ISLAMABAD - Former Premier of Canadian Alberta province Alison Redford has said that instead of ignoring the complicated dynamics in the region vis-à-vis India-Pakistan conflict and relying on history, the international community should assess all the incidents on their merits.

In an article recently published in a Canadian newspaper The Globe and Mail, Redford said there had been times when both countries had been accused of being involved in unwarranted actions against the other and the international community was quick to ignore the complicated dynamics in the region and rely on history.

“Instead, each incident should be assessed on its own merits to avoid dangerous rivalries from being perpetuated.

With a real nuclear risk, we cannot afford to be complacent,” she opined in the article.

Redford, who now studies at the School of Oriental and African Studies, University of London, believed that the consequences of the animosity of these two nuclear powers extends far beyond their own borders.

Redford stresses int’l community’s role to avoid exacerbation of rivalries

“We need to examine the events of the past week to support more constructive dialogue in the region and reduce the risk of growing military and nuclear conflict.
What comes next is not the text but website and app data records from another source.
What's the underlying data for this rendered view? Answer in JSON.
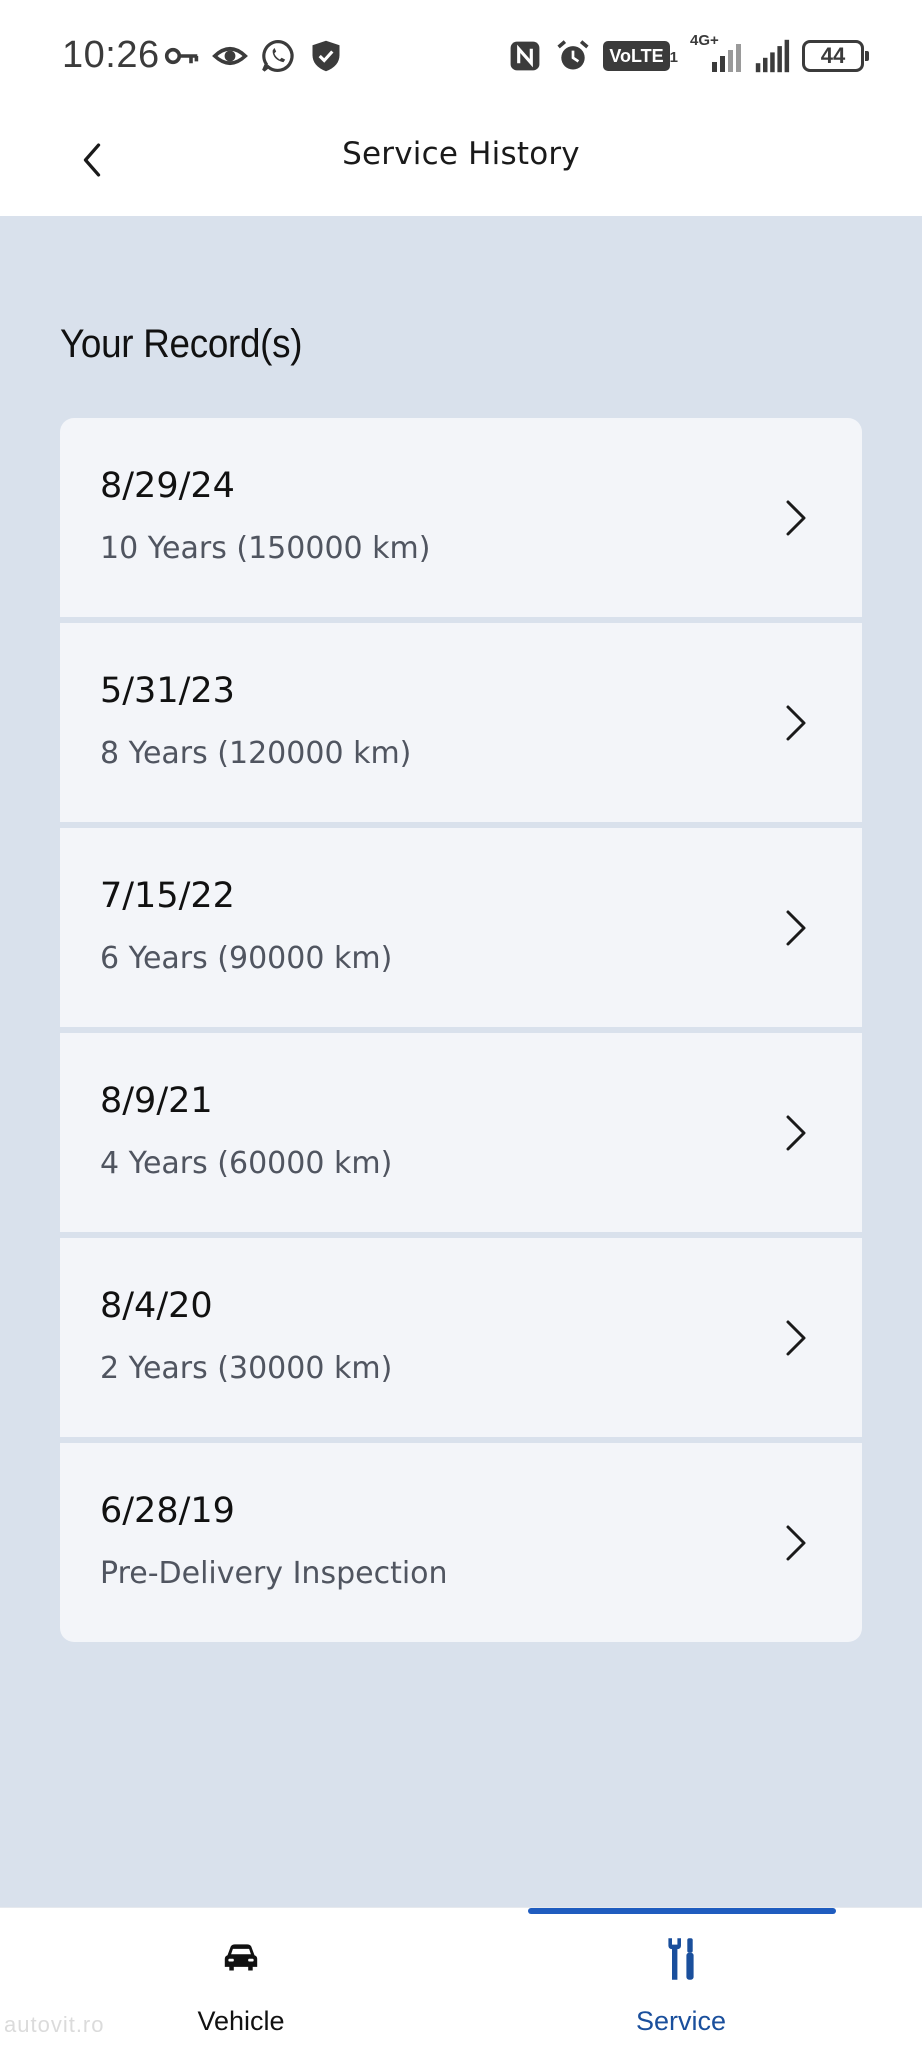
{
  "status_bar": {
    "time": "10:26",
    "left_icons": [
      "key-icon",
      "eye-icon",
      "whatsapp-icon",
      "shield-icon"
    ],
    "right_icons": [
      "nfc-icon",
      "alarm-icon",
      "volte-icon",
      "4g-signal-icon",
      "signal-icon",
      "battery-icon"
    ],
    "volte_label": "VoLTE",
    "volte_sub": "1",
    "network_label": "4G+",
    "battery_level": "44"
  },
  "header": {
    "title": "Service History",
    "back_icon": "chevron-left-icon"
  },
  "section": {
    "title": "Your Record(s)"
  },
  "records": [
    {
      "date": "8/29/24",
      "description": "10 Years (150000 km)"
    },
    {
      "date": "5/31/23",
      "description": "8 Years (120000 km)"
    },
    {
      "date": "7/15/22",
      "description": "6 Years (90000 km)"
    },
    {
      "date": "8/9/21",
      "description": "4 Years (60000 km)"
    },
    {
      "date": "8/4/20",
      "description": "2 Years (30000 km)"
    },
    {
      "date": "6/28/19",
      "description": "Pre-Delivery Inspection"
    }
  ],
  "bottom_nav": {
    "tabs": [
      {
        "label": "Vehicle",
        "icon": "car-icon",
        "active": false
      },
      {
        "label": "Service",
        "icon": "wrench-screwdriver-icon",
        "active": true
      }
    ],
    "active_color": "#1f5cbf"
  },
  "watermark": "autovit.ro"
}
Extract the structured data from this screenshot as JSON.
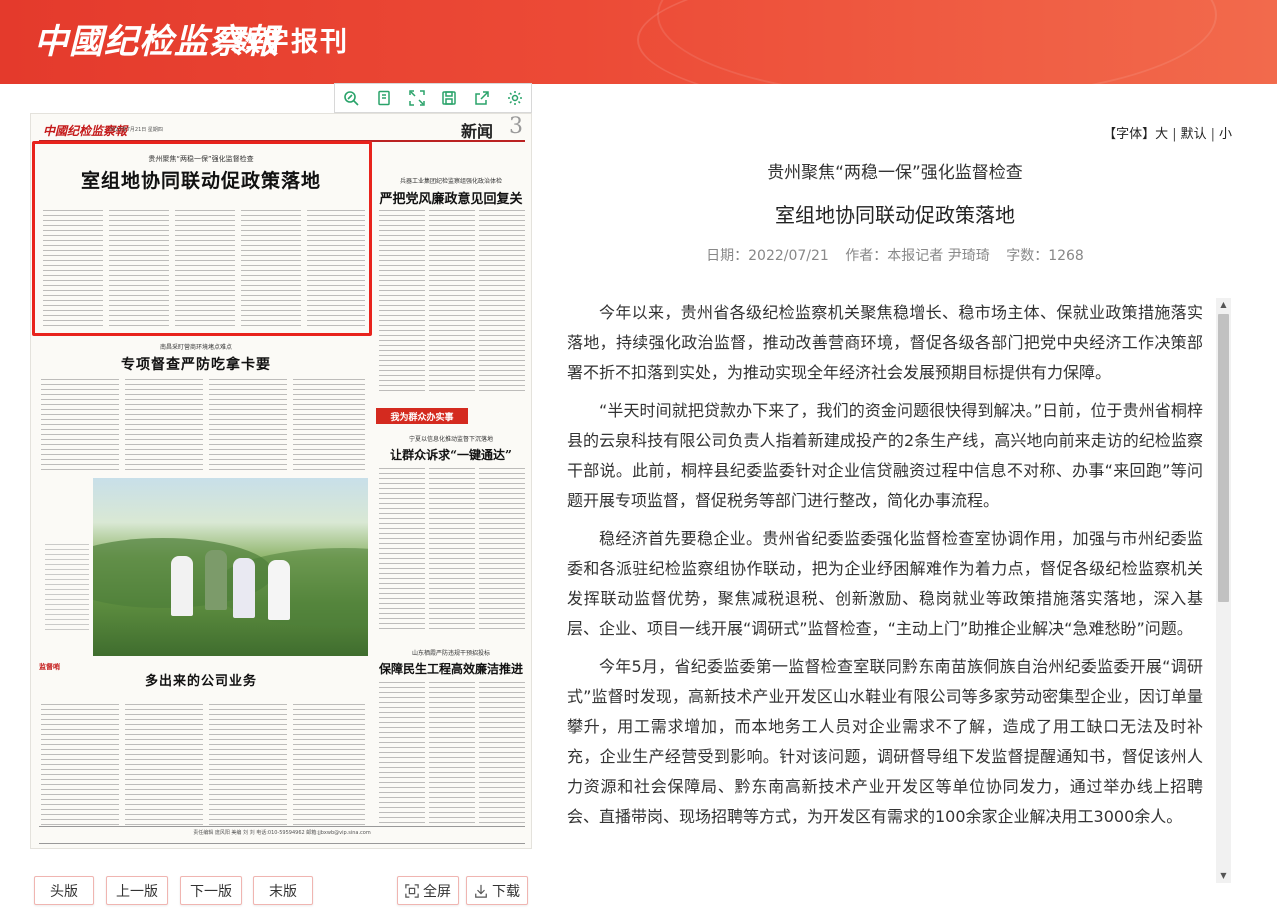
{
  "brand": {
    "logo_text": "中國纪检监察報",
    "section_text": "数字报刊"
  },
  "toolbar": {
    "icons": [
      "zoom-icon",
      "single-page-icon",
      "fit-screen-icon",
      "save-icon",
      "share-icon",
      "settings-icon"
    ]
  },
  "newspaper": {
    "masthead": "中國纪检监察報",
    "date_line": "2022年7月21日  星期四",
    "section": "新闻",
    "page_number": "3",
    "story1_kicker": "贵州聚焦“两稳一保”强化监督检查",
    "story1_headline": "室组地协同联动促政策落地",
    "story2_kicker": "兵器工业集团纪检监察组强化政治体检",
    "story2_headline": "严把党风廉政意见回复关",
    "story3_kicker": "南昌采盯营商环境堵点难点",
    "story3_headline": "专项督查严防吃拿卡要",
    "tag": "我为群众办实事",
    "story4_kicker": "宁夏以信息化推动监督下沉落地",
    "story4_headline": "让群众诉求“一键通达”",
    "story5_headline": "多出来的公司业务",
    "story6_kicker": "山东栖霞严防违规干预招投标",
    "story6_headline": "保障民生工程高效廉洁推进",
    "photo_credit": "监督哨",
    "footer": "责任编辑 庞风阳  美编 刘 刘 电话:010-59594962  邮箱:jjbxwb@vip.sina.com"
  },
  "nav": {
    "first": "头版",
    "prev": "上一版",
    "next": "下一版",
    "last": "末版",
    "fullscreen": "全屏",
    "download": "下载"
  },
  "fontsize": {
    "label": "【字体】",
    "large": "大",
    "default": "默认",
    "small": "小"
  },
  "article": {
    "kicker": "贵州聚焦“两稳一保”强化监督检查",
    "title": "室组地协同联动促政策落地",
    "date": "日期：2022/07/21",
    "author": "作者：本报记者 尹琦琦",
    "wordcount": "字数：1268",
    "paragraphs": [
      "今年以来，贵州省各级纪检监察机关聚焦稳增长、稳市场主体、保就业政策措施落实落地，持续强化政治监督，推动改善营商环境，督促各级各部门把党中央经济工作决策部署不折不扣落到实处，为推动实现全年经济社会发展预期目标提供有力保障。",
      "“半天时间就把贷款办下来了，我们的资金问题很快得到解决。”日前，位于贵州省桐梓县的云泉科技有限公司负责人指着新建成投产的2条生产线，高兴地向前来走访的纪检监察干部说。此前，桐梓县纪委监委针对企业信贷融资过程中信息不对称、办事“来回跑”等问题开展专项监督，督促税务等部门进行整改，简化办事流程。",
      "稳经济首先要稳企业。贵州省纪委监委强化监督检查室协调作用，加强与市州纪委监委和各派驻纪检监察组协作联动，把为企业纾困解难作为着力点，督促各级纪检监察机关发挥联动监督优势，聚焦减税退税、创新激励、稳岗就业等政策措施落实落地，深入基层、企业、项目一线开展“调研式”监督检查，“主动上门”助推企业解决“急难愁盼”问题。",
      "今年5月，省纪委监委第一监督检查室联同黔东南苗族侗族自治州纪委监委开展“调研式”监督时发现，高新技术产业开发区山水鞋业有限公司等多家劳动密集型企业，因订单量攀升，用工需求增加，而本地务工人员对企业需求不了解，造成了用工缺口无法及时补充，企业生产经营受到影响。针对该问题，调研督导组下发监督提醒通知书，督促该州人力资源和社会保障局、黔东南高新技术产业开发区等单位协同发力，通过举办线上招聘会、直播带岗、现场招聘等方式，为开发区有需求的100余家企业解决用工3000余人。"
    ]
  },
  "colors": {
    "brand_red": "#e43a2c",
    "highlight_red": "#e8231c",
    "tool_green": "#2aa36a"
  }
}
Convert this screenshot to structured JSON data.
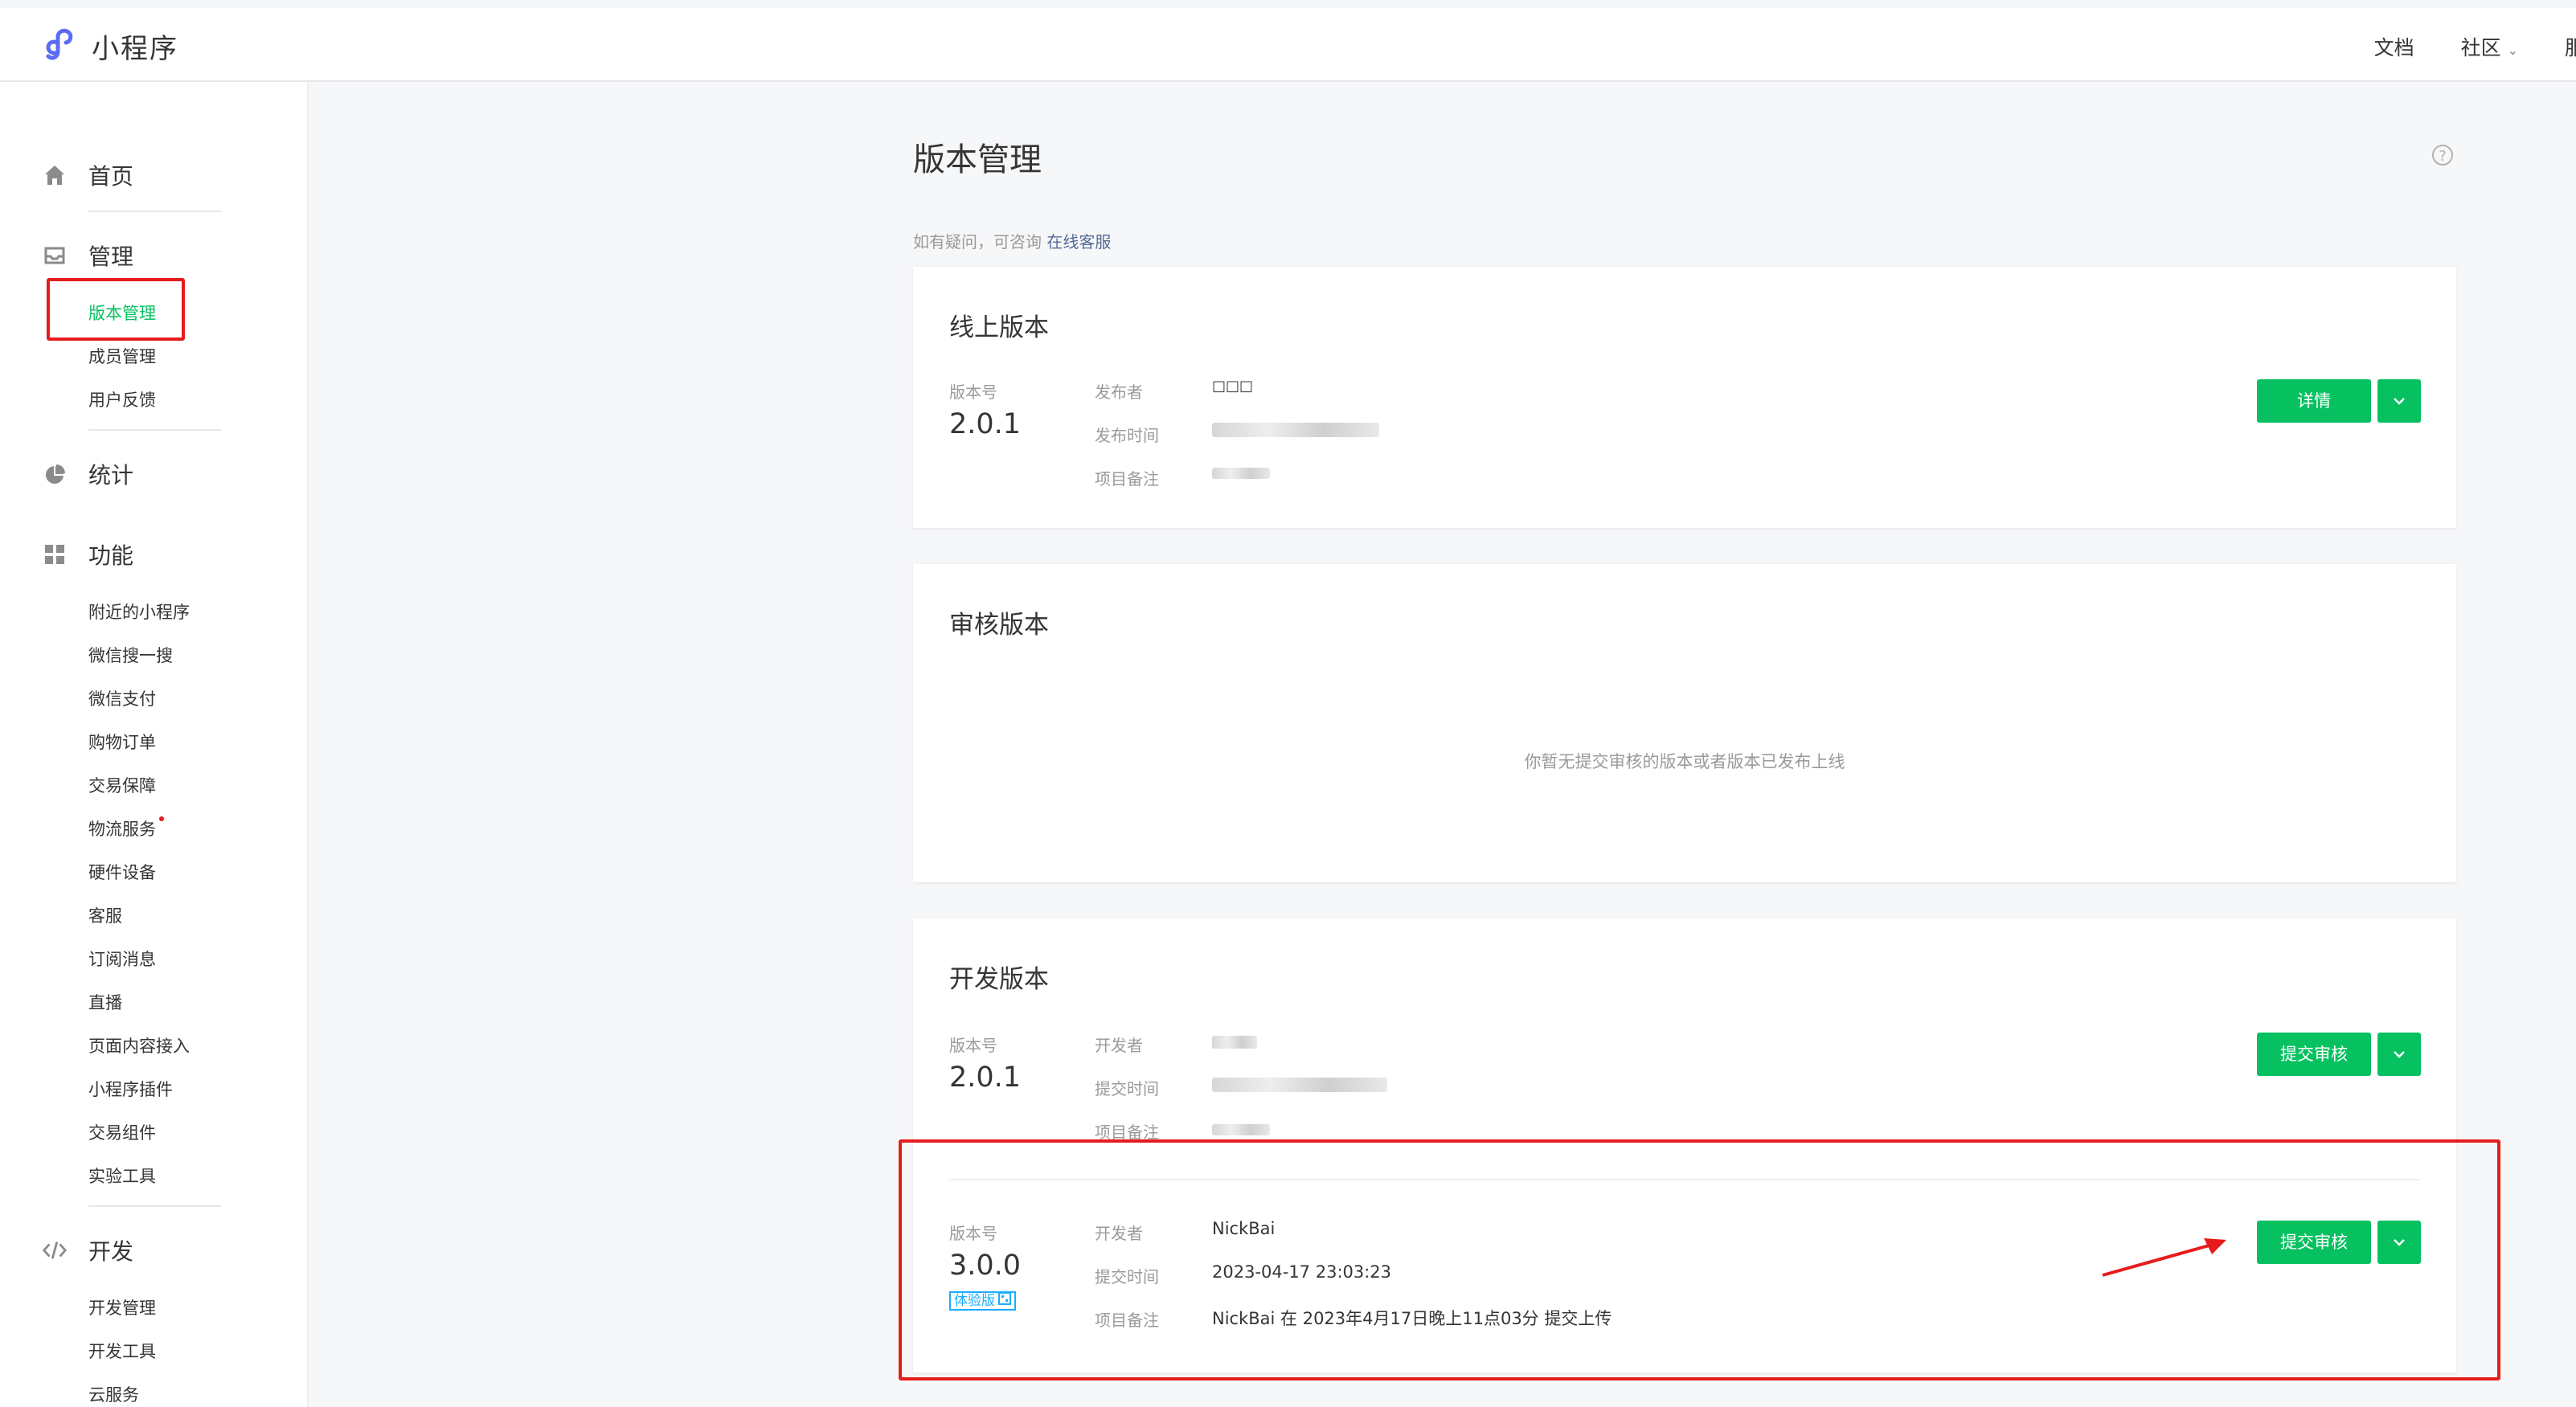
{
  "header": {
    "logo_text": "小程序",
    "nav": [
      "文档",
      "社区",
      "服"
    ],
    "community_chevron": "chevron-down-icon"
  },
  "sidebar": {
    "sections": [
      {
        "label": "首页",
        "icon": "home-icon"
      },
      {
        "label": "管理",
        "icon": "inbox-icon",
        "items": [
          "版本管理",
          "成员管理",
          "用户反馈"
        ]
      },
      {
        "label": "统计",
        "icon": "pie-chart-icon"
      },
      {
        "label": "功能",
        "icon": "grid-icon",
        "items": [
          "附近的小程序",
          "微信搜一搜",
          "微信支付",
          "购物订单",
          "交易保障",
          "物流服务",
          "硬件设备",
          "客服",
          "订阅消息",
          "直播",
          "页面内容接入",
          "小程序插件",
          "交易组件",
          "实验工具"
        ]
      },
      {
        "label": "开发",
        "icon": "code-icon",
        "items": [
          "开发管理",
          "开发工具",
          "云服务"
        ]
      }
    ],
    "active_item": "版本管理"
  },
  "main": {
    "title": "版本管理",
    "hint_prefix": "如有疑问，可咨询",
    "hint_link": "在线客服",
    "online": {
      "title": "线上版本",
      "version_label": "版本号",
      "version": "2.0.1",
      "publisher_label": "发布者",
      "publisher": "□□□",
      "publish_time_label": "发布时间",
      "remark_label": "项目备注",
      "detail_button": "详情"
    },
    "review": {
      "title": "审核版本",
      "empty_text": "你暂无提交审核的版本或者版本已发布上线"
    },
    "dev": {
      "title": "开发版本",
      "rows": [
        {
          "version_label": "版本号",
          "version": "2.0.1",
          "developer_label": "开发者",
          "developer": "",
          "submit_time_label": "提交时间",
          "submit_time": "",
          "remark_label": "项目备注",
          "remark": "",
          "submit_button": "提交审核"
        },
        {
          "version_label": "版本号",
          "version": "3.0.0",
          "badge": "体验版",
          "developer_label": "开发者",
          "developer": "NickBai",
          "submit_time_label": "提交时间",
          "submit_time": "2023-04-17 23:03:23",
          "remark_label": "项目备注",
          "remark": "NickBai 在 2023年4月17日晚上11点03分 提交上传",
          "submit_button": "提交审核"
        }
      ]
    }
  },
  "colors": {
    "accent_green": "#07c160",
    "annotation_red": "#e61c1c",
    "link_blue": "#576b95",
    "badge_blue": "#1aadff"
  }
}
The various alliances that India and Pakistan have with China, Iran, Saudi Arabia, Russia, the United States and the Organisation of Islamic Cooperation (OIC) mean that if hostilities increase, there is the risk of many countries becoming involved in the defence of their traditional allies. We have seen what this has meant in Afghanistan for the past 30 years and how that has affected the rest of the world.

The international community must look beyond the mounting narrative of historical misdeeds and stop allowing rhetoric to exacerbate this dangerous rivalry.

Global powers have to stop relying on their historic biases in this conflict and must insist that unproven accusations are not sufficient to justify acts that can lead to war and escalation of the nuclear threat.

Redford who had also served as a consultant to the World Bank on energy regulation in Pakistan said for too long, Pakistan’s actions have been unreasonably characterized as aggressive. The primary conflict between India and Pakistan has focused on Kashmir, which continues to exacerbate a dangerous cross-border relationship.

Mentioning the recent skirmishes between Pakistan and India and downing of Indian aircraft by Pakistan Air Force in retaliation to Indian attack and releasing of captured Indian pilot by Pakistan, she said there is no dispute as to the events that took place, but the characterization of them has made resolution more difficult. 

She said in various media outlets this week, Pakistan had been characterized as the aggressor in this latest round of military activity. However, the facts demonstrate a different reality.

Indian military jets breached the line of control and launched an attack on civilian targets in Pakistan, (even boasting of civilian deaths), based on an unproven allegation that the insurgents responsible for the Kashmir attack against Indian soldiers were supported by Pakistan.

First, in media reports, India refers to 40 years of terrorist attacks against India by Pakistan without equal mention of terror attacks perpetrated by India on Pakistani soil, as recently as three months ago in Karachi, or India’s support for insurgents operating in the Northwest of Pakistan over the past 10 years.

Second, although in the past there have been allegations that Jaish-e-Mohammed has been supported by Pakistan, the organization has been banned in Pakistan since 2002.

Yet, India continues to assert this position, without providing evidence to support it.

Third, it is against the fundamental principles of international law to launch a military attack on civilian targets, which can be considered an act of war. In those circumstances, one can argue that Pakistan had the right to defend itself and that its response was both measured and reasonable.

On the Kashmiri question, Pakistan has called for United Nations mediation, but India has refused, saying that it is an internal issue, while violently suppressing a growing, and younger, local insurgent movement.

Redford said the UN High Commissioner for Human Rights criticized India for using excessive force in 2017. More than 500 people, including 100 civilians, have been killed in 2018.

In recent months, India’s tactics have been increasingly violent, leading to more international criticism of its conduct and occupation of Kashmir, including most recently by British parliamentarians, and two resolutions at the OIC this past weekend condemning its violent actions in Indian-occupied Kashmir.